But I have a different experience with doctors regarding their up to date knowledge. I’ve visited a lot of doctors and specialists. The older ones that I have visited are not up to date. I even had a doctor that didnt know there were tests for lactose intolerance. I had to tell her the different kind of tests and she wrote them down. This is just one example but there are many more. Things like Nystatin and its different forms. I know Candida is controversial within the medical world, but I cant even discuss the topic with a lot of doctors over here. Floggi, maybe you know someone in the NL? It would be great if you could give me some information.
However relatively new methods like fecal transplants are also performed in the Netherlands. I read an article in mens health about a succesful test performed in the Netherlands. But I really dont think the majority of doctors read every journal. Maybe I will ask my doctor about fecal transplants. I also have some doctor friends, I’ll ask them too. It’s really interesting, especially after you nuked your system with antibiotics…

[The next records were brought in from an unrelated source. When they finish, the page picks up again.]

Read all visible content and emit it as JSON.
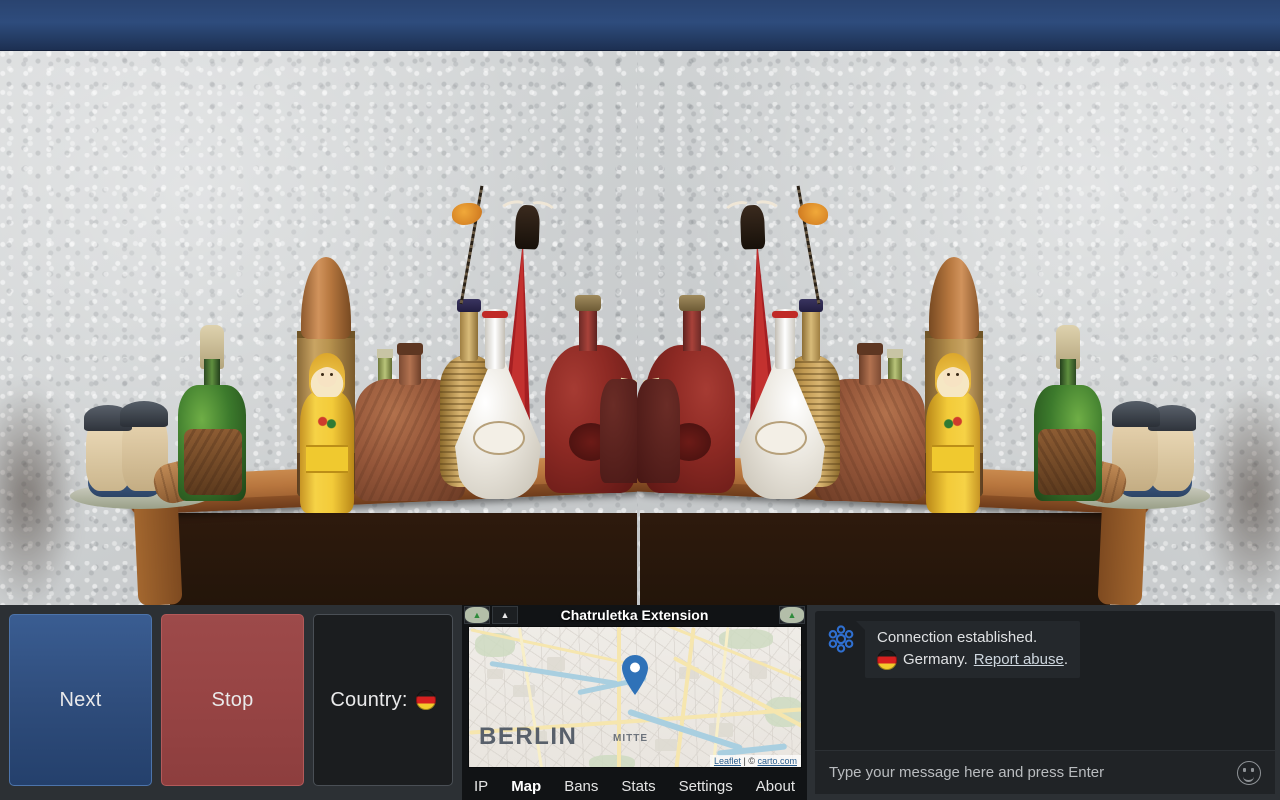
{
  "app": {
    "title": "Chatruletka Extension"
  },
  "controls": {
    "next_label": "Next",
    "stop_label": "Stop",
    "country_label": "Country:",
    "country_flag_icon": "flag-germany-icon"
  },
  "extension": {
    "title": "Chatruletka Extension",
    "titlebar_buttons_left": [
      {
        "name": "collapse-red-chevron",
        "glyph": "▲",
        "color": "#c0392b"
      },
      {
        "name": "collapse-green-chevron",
        "glyph": "▲",
        "color": "#2e8b3c"
      },
      {
        "name": "collapse-white-chevron",
        "glyph": "▲",
        "color": "#e8e8e8"
      }
    ],
    "titlebar_buttons_right": [
      {
        "name": "expand-green-chevron",
        "glyph": "▲",
        "color": "#2e8b3c"
      },
      {
        "name": "expand-red-chevron",
        "glyph": "▲",
        "color": "#c0392b"
      }
    ],
    "map": {
      "city_label": "BERLIN",
      "district_label": "MITTE",
      "marker_icon": "map-pin-icon",
      "attribution_prefix": "Leaflet",
      "attribution_separator": " | ",
      "attribution_copyright": "© ",
      "attribution_provider": "carto.com"
    },
    "tabs": [
      {
        "label": "IP",
        "active": false
      },
      {
        "label": "Map",
        "active": true
      },
      {
        "label": "Bans",
        "active": false
      },
      {
        "label": "Stats",
        "active": false
      },
      {
        "label": "Settings",
        "active": false
      },
      {
        "label": "About",
        "active": false
      }
    ]
  },
  "chat": {
    "system_icon": "chatruletka-logo-icon",
    "messages": [
      {
        "line1": "Connection established.",
        "flag_icon": "flag-germany-icon",
        "country": "Germany.",
        "link_label": "Report abuse",
        "trailing": "."
      }
    ],
    "input_placeholder": "Type your message here and press Enter",
    "emoji_icon": "smiley-icon"
  },
  "video": {
    "local_stream": "webcam-local-video",
    "remote_stream": "webcam-remote-video"
  },
  "colors": {
    "accent_blue": "#2f4d7c",
    "stop_red": "#974444",
    "header_blue": "#2e4c7d",
    "panel_dark": "#1c1f22",
    "deck_bg": "#2c3034"
  }
}
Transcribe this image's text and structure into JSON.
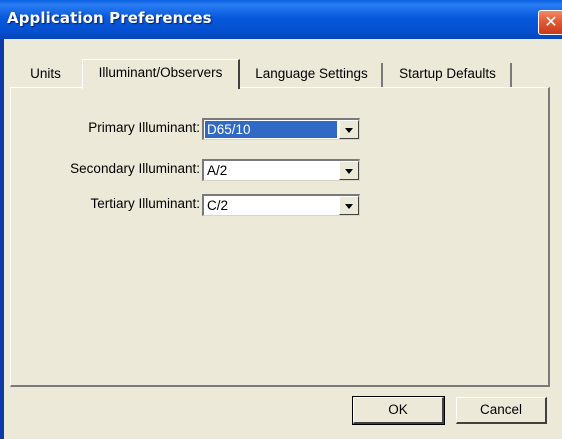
{
  "window": {
    "title": "Application Preferences",
    "close_glyph": "✕"
  },
  "tabs": [
    {
      "label": "Units",
      "selected": false
    },
    {
      "label": "Illuminant/Observers",
      "selected": true
    },
    {
      "label": "Language Settings",
      "selected": false
    },
    {
      "label": "Startup Defaults",
      "selected": false
    }
  ],
  "illuminants": {
    "primary": {
      "label": "Primary Illuminant:",
      "value": "D65/10"
    },
    "secondary": {
      "label": "Secondary Illuminant:",
      "value": "A/2"
    },
    "tertiary": {
      "label": "Tertiary Illuminant:",
      "value": "C/2"
    }
  },
  "buttons": {
    "ok": "OK",
    "cancel": "Cancel"
  },
  "colors": {
    "titlebar": "#0758dc",
    "close": "#e25a34",
    "selection": "#316ac5",
    "face": "#ece9d8"
  },
  "icons": {
    "close": "close-icon",
    "dropdown": "chevron-down-icon"
  }
}
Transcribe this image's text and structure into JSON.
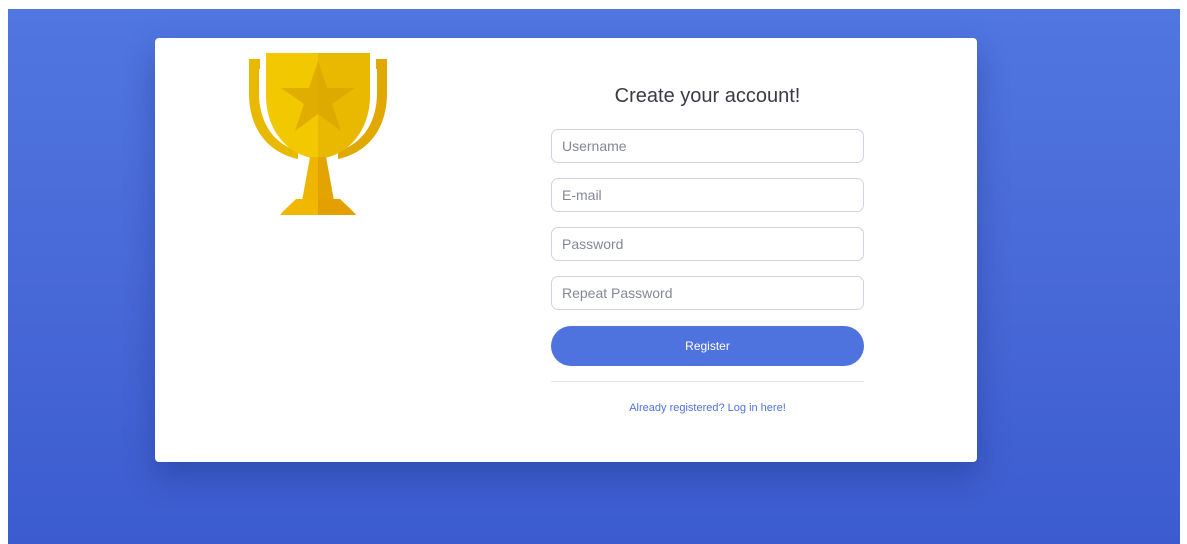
{
  "form": {
    "title": "Create your account!",
    "username_placeholder": "Username",
    "email_placeholder": "E-mail",
    "password_placeholder": "Password",
    "repeat_password_placeholder": "Repeat Password",
    "register_label": "Register",
    "login_link_label": "Already registered? Log in here!"
  },
  "colors": {
    "background": "#4e73df",
    "accent": "#4e73df",
    "trophy_gold": "#f2c200"
  },
  "icons": {
    "illustration": "trophy-icon"
  }
}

One major difference between my country and the USA is that over here, antibiotics are really prescribed sparingly. We are really one of the exceptions – in the majority of countries, antibiotics are used much, much more frequently than here.
Science has been telling us to use antibiotics sparingly for a long time. The problem was public perception. A doctor that refused to prescribe antibiotics was seen as unwilling to help the patient cure a disease. When we made the transition from “antibiotics for everything” to “antibiotics only if there is a real need for them”, some doctors were even literally beaten up badly by angry patient “because they were not doing their job”.
Luckily, scientific insights have since then transcended not only from science to doctors, but also from both science and doctors to patients.
Now, we see that multi-resistance (I don’t know the correct English terminology – I mean bacteria that developed resistance against multiple strains of antibiotics) is a rare event here, while it is a big problem elsewhere.
Can someone from the USA tell why doctors are still prescribing antibiotics so often? They must know the facts by now. Are their unions advising this as a standard measure? Are they afraid to go their own way because American patients demand antibiotics, like it happened here some 20 years ago? Are they afraid to go their own way because they are afraid of lawsuits and huge claims in case one patient happens not to recover?